Over 1/4 (approximately 27%) of Canadians with home equity lines of credit are paying for just the interest, according to the Financial Consumer Agency of Canada.
Taking this metric into account, the proportion of HELOC users with limits greater than $75,000 (around 49%) represents a significant fraction of mid- and upper-class Canadians using high-value homes for their loans, the agency added.
For perspective, HELOC holders borrowing from federal banks have a loan of around $65,000 on average, Bloomberg reported.
A similar proportion of HELOC users (49%) reported using the money for renovations, while 22% took advantage of the sum for debt consolidation. Another 13% stated that HELOCs help pay off other financial accountabilities.
Read more: High-cost debt to bring additional pain to an already burdened public

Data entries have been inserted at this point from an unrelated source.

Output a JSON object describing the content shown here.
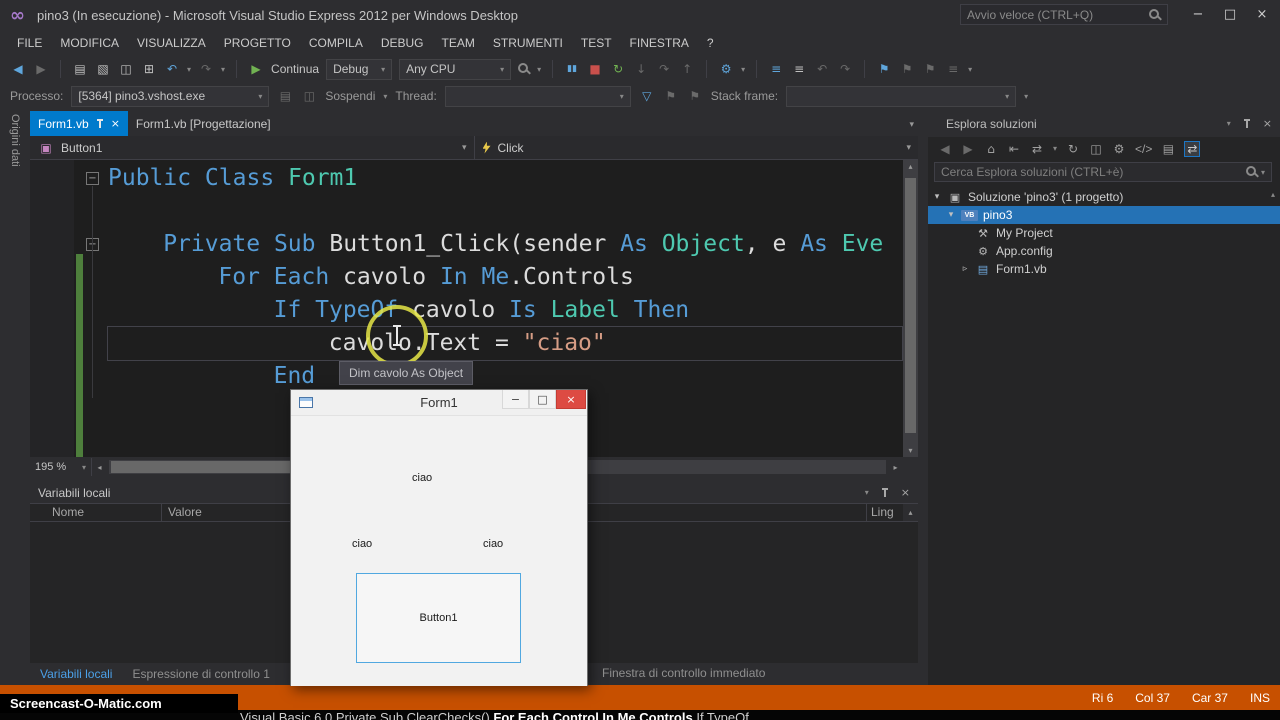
{
  "colors": {
    "accent_blue": "#007ACC",
    "status_orange": "#C75000",
    "editor_bg": "#1E1E1E",
    "panel_bg": "#252526",
    "chrome_bg": "#2D2D30",
    "keyword": "#569CD6",
    "type_name": "#4EC9B0",
    "string_literal": "#D69D85",
    "plain_code": "#DCDCDC"
  },
  "title_bar": {
    "title": "pino3 (In esecuzione) - Microsoft Visual Studio Express 2012 per Windows Desktop",
    "quick_launch_placeholder": "Avvio veloce (CTRL+Q)"
  },
  "menu_bar": {
    "items": [
      "FILE",
      "MODIFICA",
      "VISUALIZZA",
      "PROGETTO",
      "COMPILA",
      "DEBUG",
      "TEAM",
      "STRUMENTI",
      "TEST",
      "FINESTRA",
      "?"
    ]
  },
  "toolbar": {
    "continue_label": "Continua",
    "debug_combo_value": "Debug",
    "platform_combo_value": "Any CPU"
  },
  "process_bar": {
    "process_label": "Processo:",
    "process_combo_value": "[5364] pino3.vshost.exe",
    "suspend_label": "Sospendi",
    "thread_label": "Thread:",
    "thread_combo_value": "",
    "stack_label": "Stack frame:",
    "stack_combo_value": ""
  },
  "editor": {
    "tabs": [
      {
        "label": "Form1.vb",
        "active": true
      },
      {
        "label": "Form1.vb [Progettazione]",
        "active": false
      }
    ],
    "nav_object": "Button1",
    "nav_event": "Click",
    "zoom_value": "195 %",
    "tooltip_text": "Dim cavolo As Object",
    "code_lines": [
      {
        "indent": 0,
        "collapse": true,
        "tokens": [
          {
            "t": "Public Class ",
            "c": "kw"
          },
          {
            "t": "Form1",
            "c": "type"
          }
        ]
      },
      {
        "indent": 0,
        "tokens": []
      },
      {
        "indent": 4,
        "collapse": true,
        "tokens": [
          {
            "t": "Private Sub ",
            "c": "kw"
          },
          {
            "t": "Button1_Click(sender ",
            "c": "plain"
          },
          {
            "t": "As ",
            "c": "kw"
          },
          {
            "t": "Object",
            "c": "type"
          },
          {
            "t": ", e ",
            "c": "plain"
          },
          {
            "t": "As ",
            "c": "kw"
          },
          {
            "t": "Eve",
            "c": "type"
          }
        ]
      },
      {
        "indent": 8,
        "tokens": [
          {
            "t": "For Each ",
            "c": "kw"
          },
          {
            "t": "cavolo ",
            "c": "plain"
          },
          {
            "t": "In ",
            "c": "kw"
          },
          {
            "t": "Me",
            "c": "kw"
          },
          {
            "t": ".Controls",
            "c": "plain"
          }
        ]
      },
      {
        "indent": 12,
        "tokens": [
          {
            "t": "If TypeOf ",
            "c": "kw"
          },
          {
            "t": "cavolo ",
            "c": "plain"
          },
          {
            "t": "Is ",
            "c": "kw"
          },
          {
            "t": "Label ",
            "c": "type"
          },
          {
            "t": "Then",
            "c": "kw"
          }
        ]
      },
      {
        "indent": 16,
        "current": true,
        "tokens": [
          {
            "t": "cavolo.Text = ",
            "c": "plain"
          },
          {
            "t": "\"ciao\"",
            "c": "str"
          }
        ]
      },
      {
        "indent": 12,
        "tokens": [
          {
            "t": "End",
            "c": "kw"
          }
        ]
      }
    ]
  },
  "solution_explorer": {
    "title": "Esplora soluzioni",
    "search_placeholder": "Cerca Esplora soluzioni (CTRL+è)",
    "tree": [
      {
        "label": "Soluzione 'pino3' (1 progetto)",
        "depth": 0,
        "expander": "open",
        "icon": "solution"
      },
      {
        "label": "pino3",
        "depth": 1,
        "expander": "open",
        "icon": "vb-project",
        "selected": true
      },
      {
        "label": "My Project",
        "depth": 2,
        "icon": "my-project"
      },
      {
        "label": "App.config",
        "depth": 2,
        "icon": "config"
      },
      {
        "label": "Form1.vb",
        "depth": 2,
        "expander": "closed",
        "icon": "form"
      }
    ]
  },
  "locals_panel": {
    "title": "Variabili locali",
    "columns": [
      "Nome",
      "Valore",
      "Ling"
    ]
  },
  "bottom_tabs": [
    {
      "label": "Variabili locali",
      "active": true
    },
    {
      "label": "Espressione di controllo 1",
      "active": false
    },
    {
      "label": "Finestra di controllo immediato",
      "active": false
    }
  ],
  "status_bar": {
    "row": "Ri 6",
    "column": "Col 37",
    "character": "Car 37",
    "mode": "INS"
  },
  "form_window": {
    "title": "Form1",
    "labels": [
      "ciao",
      "ciao",
      "ciao"
    ],
    "button_label": "Button1"
  },
  "left_tab": "Origini dati",
  "watermark": "Screencast-O-Matic.com",
  "bottom_strip": {
    "segments": [
      {
        "text": "Visual Basic 6.0  Private Sub ClearChecks()  ",
        "bold": false
      },
      {
        "text": "For Each Control In Me.Controls",
        "bold": true
      },
      {
        "text": "  If TypeOf ...",
        "bold": false
      }
    ]
  },
  "icons": {
    "back": "◀",
    "forward": "▶",
    "new_file": "▤",
    "add_item": "▧",
    "save": "◫",
    "save_all": "⊞",
    "undo": "↶",
    "redo": "↷",
    "caret": "▾",
    "play": "▶",
    "pause": "▮▮",
    "stop": "■",
    "restart": "↻",
    "step_into": "↓",
    "step_over": "↷",
    "step_out": "↑",
    "gear": "⚙",
    "list": "≡",
    "flag": "⚑",
    "home": "⌂",
    "sync": "⇄",
    "refresh": "↻",
    "collapse_all": "⇤",
    "show_all": "◫",
    "code_view": "</>",
    "funnel": "▽",
    "minimize": "−",
    "maximize": "□",
    "close": "×",
    "infinity": "∞",
    "cube": "▣",
    "up": "▴",
    "down": "▾",
    "left": "◂",
    "right": "▸",
    "fold_minus": "−"
  }
}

However, while the loan type has emerged as a popular option in recent years, the agency cautioned that “many consumers appear to lack awareness of the terms and conditions of this financial product, exposing them to the risk of over‑borrowing, debt persistence, uninformed decision-making and wealth erosion.”
This echoed warnings from industry players and analysts in recent months, with credit cards being an especially pernicious cause of the debt traps that many Canadians are falling into.
“It certainly can be a lifesaver in certain emergencies,” Canadian Federation of Independent Business president Dan Kelly told CBC News. “You’re setting up a coffee shop and your espresso machine breaks and you need to buy a new one and you need to do that today. You don’t have the money to do it. So you can put it on [a loan].”
“But you do that too many times and you can drown in the debt, and obviously the interest that is charged can be overwhelming.”